Segment Start: Exercise materials

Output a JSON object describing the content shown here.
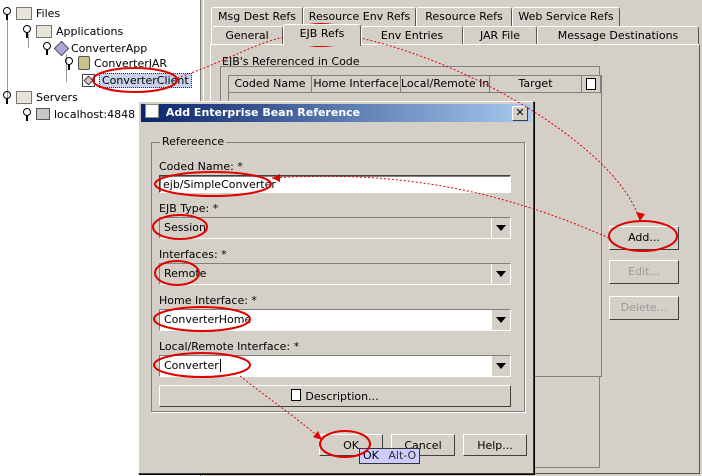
{
  "tree": {
    "items": [
      {
        "label": "Files"
      },
      {
        "label": "Applications"
      },
      {
        "label": "ConverterApp"
      },
      {
        "label": "ConverterJAR"
      },
      {
        "label": "ConverterClient"
      },
      {
        "label": "Servers"
      },
      {
        "label": "localhost:4848"
      }
    ]
  },
  "tabs": {
    "row1": [
      "Msg Dest Refs",
      "Resource Env Refs",
      "Resource Refs",
      "Web Service Refs"
    ],
    "row2": [
      "General",
      "EJB Refs",
      "Env Entries",
      "JAR File",
      "Message Destinations"
    ]
  },
  "ejb_panel": {
    "title": "EJB's Referenced in Code",
    "columns": [
      "Coded Name",
      "Home Interface",
      "Local/Remote In...",
      "Target"
    ],
    "buttons": {
      "add": "Add...",
      "edit": "Edit...",
      "delete": "Delete..."
    }
  },
  "dialog": {
    "title": "Add Enterprise Bean Reference",
    "group_title": "Refereence",
    "coded_name_label": "Coded Name: *",
    "coded_name_value": "ejb/SimpleConverter",
    "ejb_type_label": "EJB Type: *",
    "ejb_type_value": "Session",
    "interfaces_label": "Interfaces: *",
    "interfaces_value": "Remote",
    "home_label": "Home Interface: *",
    "home_value": "ConverterHome",
    "local_remote_label": "Local/Remote Interface: *",
    "local_remote_value": "Converter",
    "description_button": "Description...",
    "ok": "OK",
    "cancel": "Cancel",
    "help": "Help...",
    "tooltip_text": "OK",
    "tooltip_shortcut": "Alt-O"
  },
  "colors": {
    "annotation": "#e00000",
    "title_bar": "#0a246a",
    "tree_selected": "#c8d2ea"
  }
}
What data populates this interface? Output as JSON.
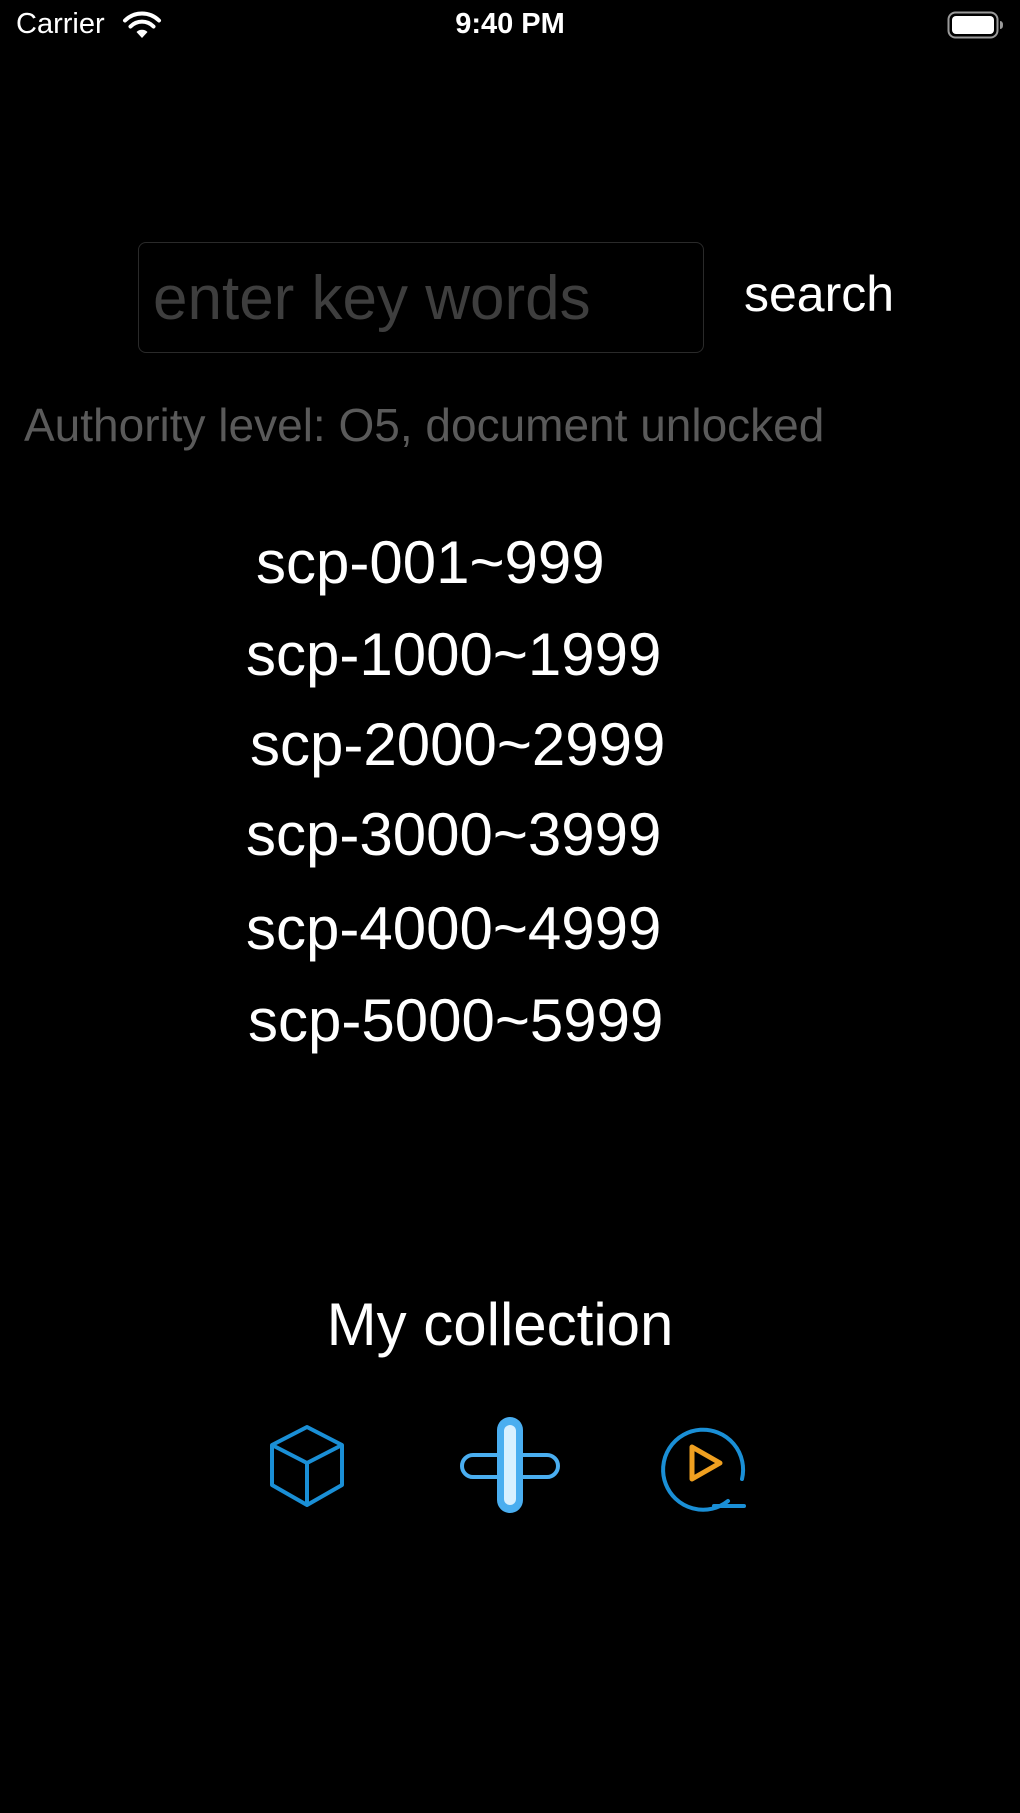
{
  "status_bar": {
    "carrier": "Carrier",
    "time": "9:40 PM",
    "wifi_icon": "wifi-icon",
    "battery_icon": "battery-full-icon"
  },
  "search": {
    "placeholder": "enter key words",
    "value": "",
    "button_label": "search"
  },
  "authority_text": "Authority level: O5, document unlocked",
  "ranges": [
    {
      "label": "scp-001~999"
    },
    {
      "label": "scp-1000~1999"
    },
    {
      "label": "scp-2000~2999"
    },
    {
      "label": "scp-3000~3999"
    },
    {
      "label": "scp-4000~4999"
    },
    {
      "label": "scp-5000~5999"
    }
  ],
  "collection": {
    "title": "My collection",
    "icons": [
      {
        "name": "cube-icon",
        "color": "#1a8fd6"
      },
      {
        "name": "plus-icon",
        "color": "#4aaef0"
      },
      {
        "name": "play-circle-icon",
        "color": "#1a8fd6",
        "accent": "#f0a020"
      }
    ]
  }
}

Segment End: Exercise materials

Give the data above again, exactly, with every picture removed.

• _Reply to the task_:
Output a JSON object describing the content shown here.
{
  "tree": {
    "items": [
      {
        "label": "Files"
      },
      {
        "label": "Applications"
      },
      {
        "label": "ConverterApp"
      },
      {
        "label": "ConverterJAR"
      },
      {
        "label": "ConverterClient"
      },
      {
        "label": "Servers"
      },
      {
        "label": "localhost:4848"
      }
    ]
  },
  "tabs": {
    "row1": [
      "Msg Dest Refs",
      "Resource Env Refs",
      "Resource Refs",
      "Web Service Refs"
    ],
    "row2": [
      "General",
      "EJB Refs",
      "Env Entries",
      "JAR File",
      "Message Destinations"
    ]
  },
  "ejb_panel": {
    "title": "EJB's Referenced in Code",
    "columns": [
      "Coded Name",
      "Home Interface",
      "Local/Remote In...",
      "Target"
    ],
    "buttons": {
      "add": "Add...",
      "edit": "Edit...",
      "delete": "Delete..."
    }
  },
  "dialog": {
    "title": "Add Enterprise Bean Reference",
    "group_title": "Refereence",
    "coded_name_label": "Coded Name: *",
    "coded_name_value": "ejb/SimpleConverter",
    "ejb_type_label": "EJB Type: *",
    "ejb_type_value": "Session",
    "interfaces_label": "Interfaces: *",
    "interfaces_value": "Remote",
    "home_label": "Home Interface: *",
    "home_value": "ConverterHome",
    "local_remote_label": "Local/Remote Interface: *",
    "local_remote_value": "Converter",
    "description_button": "Description...",
    "ok": "OK",
    "cancel": "Cancel",
    "help": "Help...",
    "tooltip_text": "OK",
    "tooltip_shortcut": "Alt-O"
  },
  "colors": {
    "annotation": "#e00000",
    "title_bar": "#0a246a",
    "tree_selected": "#c8d2ea"
  }
}
What data populates this interface? Output as JSON.
{
  "status_bar": {
    "carrier": "Carrier",
    "time": "9:40 PM",
    "wifi_icon": "wifi-icon",
    "battery_icon": "battery-full-icon"
  },
  "search": {
    "placeholder": "enter key words",
    "value": "",
    "button_label": "search"
  },
  "authority_text": "Authority level: O5, document unlocked",
  "ranges": [
    {
      "label": "scp-001~999"
    },
    {
      "label": "scp-1000~1999"
    },
    {
      "label": "scp-2000~2999"
    },
    {
      "label": "scp-3000~3999"
    },
    {
      "label": "scp-4000~4999"
    },
    {
      "label": "scp-5000~5999"
    }
  ],
  "collection": {
    "title": "My collection",
    "icons": [
      {
        "name": "cube-icon",
        "color": "#1a8fd6"
      },
      {
        "name": "plus-icon",
        "color": "#4aaef0"
      },
      {
        "name": "play-circle-icon",
        "color": "#1a8fd6",
        "accent": "#f0a020"
      }
    ]
  }
}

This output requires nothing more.